** What the task requires **
What you return must match the entries word for word, minus the pictures.

** Entries provided **
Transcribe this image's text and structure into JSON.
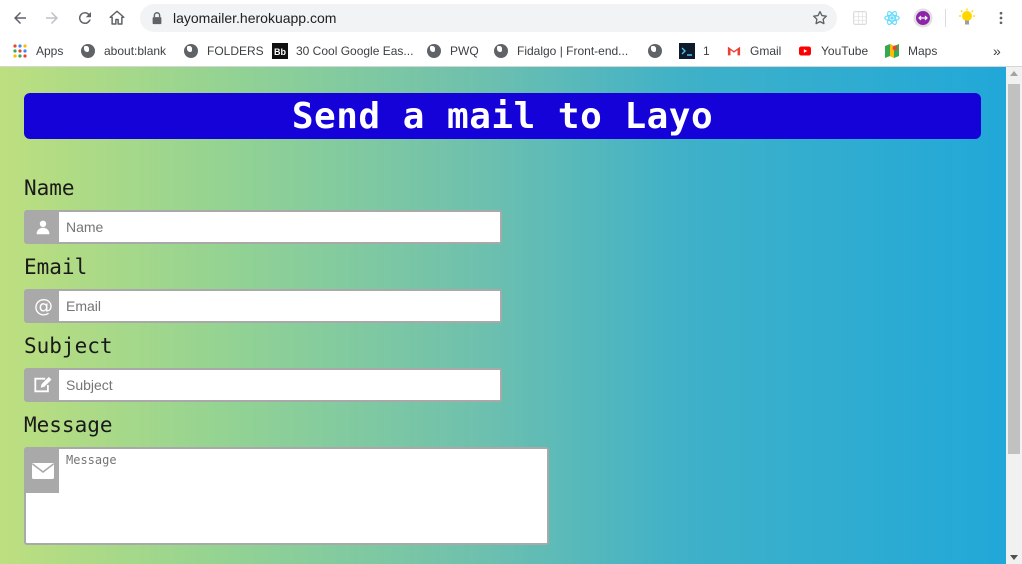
{
  "browser": {
    "url": "layomailer.herokuapp.com",
    "bookmarks": [
      {
        "label": "Apps",
        "icon": "apps-grid-icon"
      },
      {
        "label": "about:blank",
        "icon": "globe-icon"
      },
      {
        "label": "FOLDERS",
        "icon": "globe-icon"
      },
      {
        "label": "30 Cool Google Eas...",
        "icon": "behance-icon"
      },
      {
        "label": "PWQ",
        "icon": "globe-icon"
      },
      {
        "label": "Fidalgo | Front-end...",
        "icon": "globe-icon"
      },
      {
        "label": "",
        "icon": "globe-icon"
      },
      {
        "label": "1",
        "icon": "terminal-icon"
      },
      {
        "label": "Gmail",
        "icon": "gmail-icon"
      },
      {
        "label": "YouTube",
        "icon": "youtube-icon"
      },
      {
        "label": "Maps",
        "icon": "maps-icon"
      }
    ],
    "overflow_label": "»"
  },
  "page": {
    "title": "Send a mail to Layo",
    "fields": {
      "name": {
        "label": "Name",
        "placeholder": "Name",
        "icon": "user-icon"
      },
      "email": {
        "label": "Email",
        "placeholder": "Email",
        "icon": "at-sign-icon"
      },
      "subject": {
        "label": "Subject",
        "placeholder": "Subject",
        "icon": "edit-icon"
      },
      "message": {
        "label": "Message",
        "placeholder": "Message",
        "icon": "envelope-icon"
      }
    }
  },
  "colors": {
    "banner": "#1502d8",
    "gradient_start": "#bddf7f",
    "gradient_end": "#21a8d8",
    "addon": "#a9a9a9"
  }
}
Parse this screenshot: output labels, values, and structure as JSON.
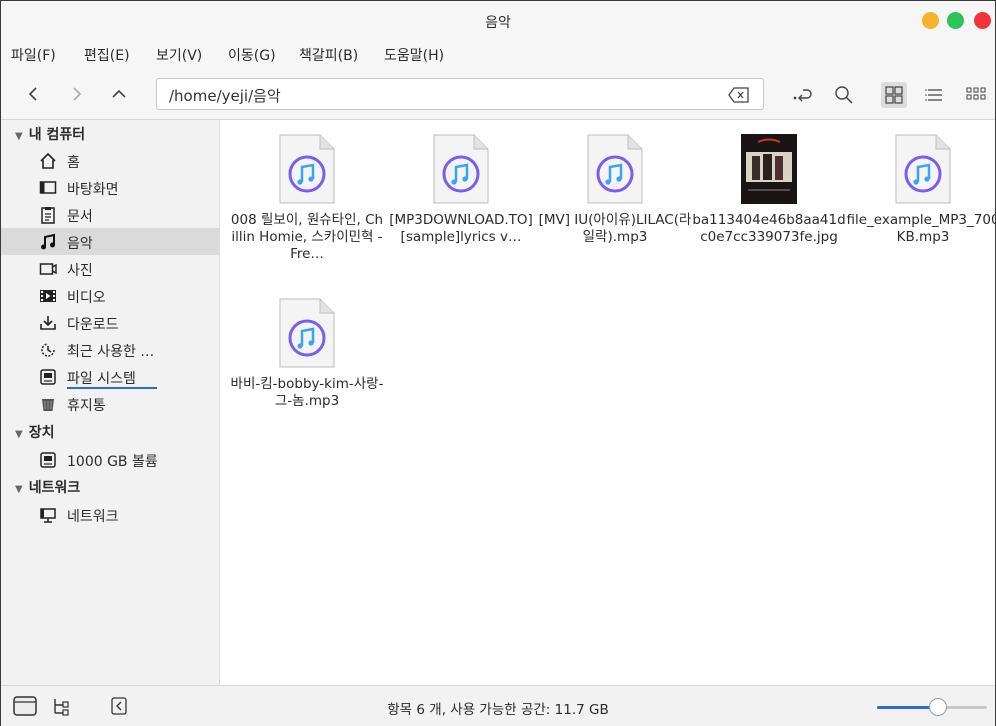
{
  "window": {
    "title": "음악",
    "controls": {
      "minimize_color": "#f6b32b",
      "maximize_color": "#2ec25b",
      "close_color": "#f2333b"
    }
  },
  "menubar": {
    "items": [
      "파일(F)",
      "편집(E)",
      "보기(V)",
      "이동(G)",
      "책갈피(B)",
      "도움말(H)"
    ]
  },
  "toolbar": {
    "back_icon": "chevron-left-icon",
    "forward_icon": "chevron-right-icon",
    "up_icon": "chevron-up-icon",
    "location": "/home/yeji/음악",
    "clear_icon": "backspace-icon",
    "go_icon": "go-icon",
    "search_icon": "search-icon",
    "view_icons_icon": "grid-view-icon",
    "view_list_icon": "list-view-icon",
    "view_compact_icon": "compact-view-icon",
    "active_view": "icons"
  },
  "sidebar": {
    "sections": [
      {
        "title": "내 컴퓨터",
        "items": [
          {
            "label": "홈",
            "icon": "home-icon"
          },
          {
            "label": "바탕화면",
            "icon": "desktop-icon"
          },
          {
            "label": "문서",
            "icon": "document-icon"
          },
          {
            "label": "음악",
            "icon": "music-icon",
            "selected": true
          },
          {
            "label": "사진",
            "icon": "pictures-icon"
          },
          {
            "label": "비디오",
            "icon": "video-icon"
          },
          {
            "label": "다운로드",
            "icon": "download-icon"
          },
          {
            "label": "최근 사용한 …",
            "icon": "recent-icon"
          },
          {
            "label": "파일 시스템",
            "icon": "drive-icon",
            "usage_fraction": 0.5
          },
          {
            "label": "휴지통",
            "icon": "trash-icon"
          }
        ]
      },
      {
        "title": "장치",
        "items": [
          {
            "label": "1000 GB 볼륨",
            "icon": "drive-icon"
          }
        ]
      },
      {
        "title": "네트워크",
        "items": [
          {
            "label": "네트워크",
            "icon": "network-icon"
          }
        ]
      }
    ]
  },
  "files": [
    {
      "label": "008 릴보이, 원슈타인, Chillin Homie, 스카이민혁 - Fre…",
      "type": "audio"
    },
    {
      "label": "[MP3DOWNLOAD.TO] [sample]lyrics v…",
      "type": "audio"
    },
    {
      "label": "[MV] IU(아이유)LILAC(라일락).mp3",
      "type": "audio"
    },
    {
      "label": "ba113404e46b8aa41dc0e7cc339073fe.jpg",
      "type": "image"
    },
    {
      "label": "file_example_MP3_700KB.mp3",
      "type": "audio"
    },
    {
      "label": "바비-킴-bobby-kim-사랑-그-놈.mp3",
      "type": "audio"
    }
  ],
  "statusbar": {
    "text": "항목 6 개, 사용 가능한 공간: 11.7 GB",
    "places_icon": "folder-icon",
    "tree_icon": "tree-view-icon",
    "toggle_icon": "sidebar-toggle-icon",
    "zoom_fraction": 0.55
  },
  "colors": {
    "accent": "#2f6bd4",
    "selected_bg": "#dadada"
  }
}
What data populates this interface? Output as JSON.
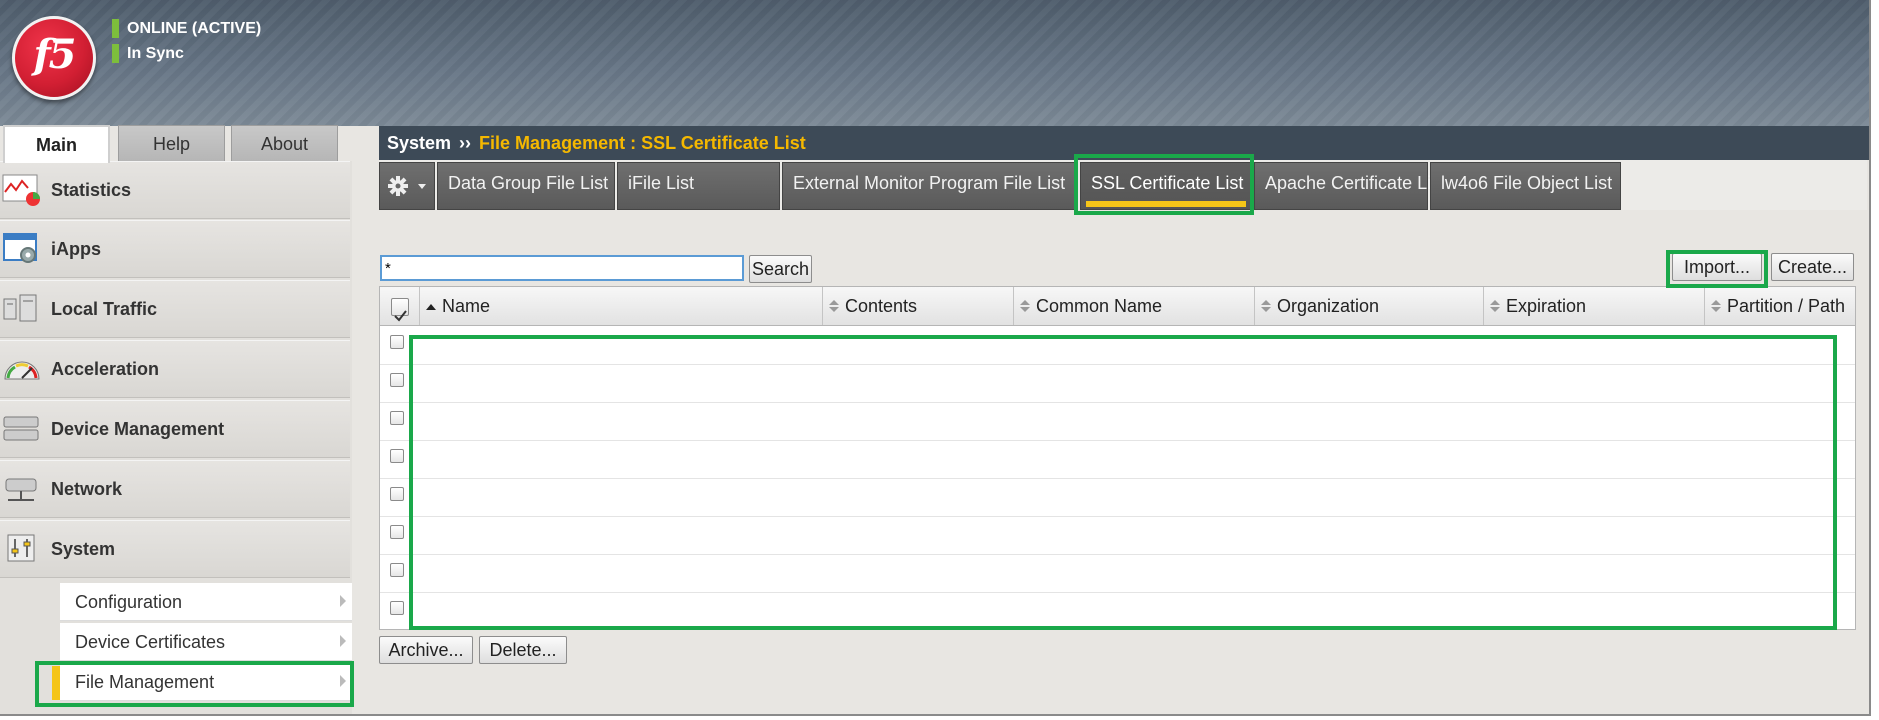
{
  "header": {
    "logo_text": "f5",
    "status_online": "ONLINE (ACTIVE)",
    "status_sync": "In Sync",
    "status_color": "#7dbe3c"
  },
  "nav_tabs": [
    "Main",
    "Help",
    "About"
  ],
  "sidebar": {
    "items": [
      {
        "label": "Statistics",
        "icon": "statistics-icon"
      },
      {
        "label": "iApps",
        "icon": "iapps-icon"
      },
      {
        "label": "Local Traffic",
        "icon": "local-traffic-icon"
      },
      {
        "label": "Acceleration",
        "icon": "acceleration-icon"
      },
      {
        "label": "Device Management",
        "icon": "device-management-icon"
      },
      {
        "label": "Network",
        "icon": "network-icon"
      },
      {
        "label": "System",
        "icon": "system-icon"
      }
    ],
    "submenu": [
      {
        "label": "Configuration"
      },
      {
        "label": "Device Certificates"
      },
      {
        "label": "File Management"
      }
    ]
  },
  "breadcrumb": {
    "root": "System",
    "separator": "››",
    "current": "File Management : SSL Certificate List"
  },
  "tabs": [
    {
      "label": "Data Group File List"
    },
    {
      "label": "iFile List"
    },
    {
      "label": "External Monitor Program File List"
    },
    {
      "label": "SSL Certificate List"
    },
    {
      "label": "Apache Certificate List"
    },
    {
      "label": "lw4o6 File Object List"
    }
  ],
  "search": {
    "value": "*",
    "button": "Search"
  },
  "actions": {
    "import": "Import...",
    "create": "Create...",
    "archive": "Archive...",
    "delete": "Delete..."
  },
  "table": {
    "columns": [
      "Name",
      "Contents",
      "Common Name",
      "Organization",
      "Expiration",
      "Partition / Path"
    ],
    "rows": 8
  },
  "colors": {
    "accent": "#f5c518",
    "highlight": "#1aa84a",
    "breadcrumb_current": "#f5b800"
  }
}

** Result of this task **
Transcribe this image's text and structure into JSON.
{
  "browser": {
    "url": "layomailer.herokuapp.com",
    "bookmarks": [
      {
        "label": "Apps",
        "icon": "apps-grid-icon"
      },
      {
        "label": "about:blank",
        "icon": "globe-icon"
      },
      {
        "label": "FOLDERS",
        "icon": "globe-icon"
      },
      {
        "label": "30 Cool Google Eas...",
        "icon": "behance-icon"
      },
      {
        "label": "PWQ",
        "icon": "globe-icon"
      },
      {
        "label": "Fidalgo | Front-end...",
        "icon": "globe-icon"
      },
      {
        "label": "",
        "icon": "globe-icon"
      },
      {
        "label": "1",
        "icon": "terminal-icon"
      },
      {
        "label": "Gmail",
        "icon": "gmail-icon"
      },
      {
        "label": "YouTube",
        "icon": "youtube-icon"
      },
      {
        "label": "Maps",
        "icon": "maps-icon"
      }
    ],
    "overflow_label": "»"
  },
  "page": {
    "title": "Send a mail to Layo",
    "fields": {
      "name": {
        "label": "Name",
        "placeholder": "Name",
        "icon": "user-icon"
      },
      "email": {
        "label": "Email",
        "placeholder": "Email",
        "icon": "at-sign-icon"
      },
      "subject": {
        "label": "Subject",
        "placeholder": "Subject",
        "icon": "edit-icon"
      },
      "message": {
        "label": "Message",
        "placeholder": "Message",
        "icon": "envelope-icon"
      }
    }
  },
  "colors": {
    "banner": "#1502d8",
    "gradient_start": "#bddf7f",
    "gradient_end": "#21a8d8",
    "addon": "#a9a9a9"
  }
}
Parse this screenshot: output labels, values, and structure as JSON.
{
  "window": {
    "title": "음악",
    "controls": {
      "minimize_color": "#f6b32b",
      "maximize_color": "#2ec25b",
      "close_color": "#f2333b"
    }
  },
  "menubar": {
    "items": [
      "파일(F)",
      "편집(E)",
      "보기(V)",
      "이동(G)",
      "책갈피(B)",
      "도움말(H)"
    ]
  },
  "toolbar": {
    "back_icon": "chevron-left-icon",
    "forward_icon": "chevron-right-icon",
    "up_icon": "chevron-up-icon",
    "location": "/home/yeji/음악",
    "clear_icon": "backspace-icon",
    "go_icon": "go-icon",
    "search_icon": "search-icon",
    "view_icons_icon": "grid-view-icon",
    "view_list_icon": "list-view-icon",
    "view_compact_icon": "compact-view-icon",
    "active_view": "icons"
  },
  "sidebar": {
    "sections": [
      {
        "title": "내 컴퓨터",
        "items": [
          {
            "label": "홈",
            "icon": "home-icon"
          },
          {
            "label": "바탕화면",
            "icon": "desktop-icon"
          },
          {
            "label": "문서",
            "icon": "document-icon"
          },
          {
            "label": "음악",
            "icon": "music-icon",
            "selected": true
          },
          {
            "label": "사진",
            "icon": "pictures-icon"
          },
          {
            "label": "비디오",
            "icon": "video-icon"
          },
          {
            "label": "다운로드",
            "icon": "download-icon"
          },
          {
            "label": "최근 사용한 …",
            "icon": "recent-icon"
          },
          {
            "label": "파일 시스템",
            "icon": "drive-icon",
            "usage_fraction": 0.5
          },
          {
            "label": "휴지통",
            "icon": "trash-icon"
          }
        ]
      },
      {
        "title": "장치",
        "items": [
          {
            "label": "1000 GB 볼륨",
            "icon": "drive-icon"
          }
        ]
      },
      {
        "title": "네트워크",
        "items": [
          {
            "label": "네트워크",
            "icon": "network-icon"
          }
        ]
      }
    ]
  },
  "files": [
    {
      "label": "008 릴보이, 원슈타인, Chillin Homie, 스카이민혁 - Fre…",
      "type": "audio"
    },
    {
      "label": "[MP3DOWNLOAD.TO] [sample]lyrics v…",
      "type": "audio"
    },
    {
      "label": "[MV] IU(아이유)LILAC(라일락).mp3",
      "type": "audio"
    },
    {
      "label": "ba113404e46b8aa41dc0e7cc339073fe.jpg",
      "type": "image"
    },
    {
      "label": "file_example_MP3_700KB.mp3",
      "type": "audio"
    },
    {
      "label": "바비-킴-bobby-kim-사랑-그-놈.mp3",
      "type": "audio"
    }
  ],
  "statusbar": {
    "text": "항목 6 개, 사용 가능한 공간: 11.7 GB",
    "places_icon": "folder-icon",
    "tree_icon": "tree-view-icon",
    "toggle_icon": "sidebar-toggle-icon",
    "zoom_fraction": 0.55
  },
  "colors": {
    "accent": "#2f6bd4",
    "selected_bg": "#dadada"
  }
}
What data populates this interface? Output as JSON.
{
  "header": {
    "logo_text": "f5",
    "status_online": "ONLINE (ACTIVE)",
    "status_sync": "In Sync",
    "status_color": "#7dbe3c"
  },
  "nav_tabs": [
    "Main",
    "Help",
    "About"
  ],
  "sidebar": {
    "items": [
      {
        "label": "Statistics",
        "icon": "statistics-icon"
      },
      {
        "label": "iApps",
        "icon": "iapps-icon"
      },
      {
        "label": "Local Traffic",
        "icon": "local-traffic-icon"
      },
      {
        "label": "Acceleration",
        "icon": "acceleration-icon"
      },
      {
        "label": "Device Management",
        "icon": "device-management-icon"
      },
      {
        "label": "Network",
        "icon": "network-icon"
      },
      {
        "label": "System",
        "icon": "system-icon"
      }
    ],
    "submenu": [
      {
        "label": "Configuration"
      },
      {
        "label": "Device Certificates"
      },
      {
        "label": "File Management"
      }
    ]
  },
  "breadcrumb": {
    "root": "System",
    "separator": "››",
    "current": "File Management : SSL Certificate List"
  },
  "tabs": [
    {
      "label": "Data Group File List"
    },
    {
      "label": "iFile List"
    },
    {
      "label": "External Monitor Program File List"
    },
    {
      "label": "SSL Certificate List"
    },
    {
      "label": "Apache Certificate List"
    },
    {
      "label": "lw4o6 File Object List"
    }
  ],
  "search": {
    "value": "*",
    "button": "Search"
  },
  "actions": {
    "import": "Import...",
    "create": "Create...",
    "archive": "Archive...",
    "delete": "Delete..."
  },
  "table": {
    "columns": [
      "Name",
      "Contents",
      "Common Name",
      "Organization",
      "Expiration",
      "Partition / Path"
    ],
    "rows": 8
  },
  "colors": {
    "accent": "#f5c518",
    "highlight": "#1aa84a",
    "breadcrumb_current": "#f5b800"
  }
}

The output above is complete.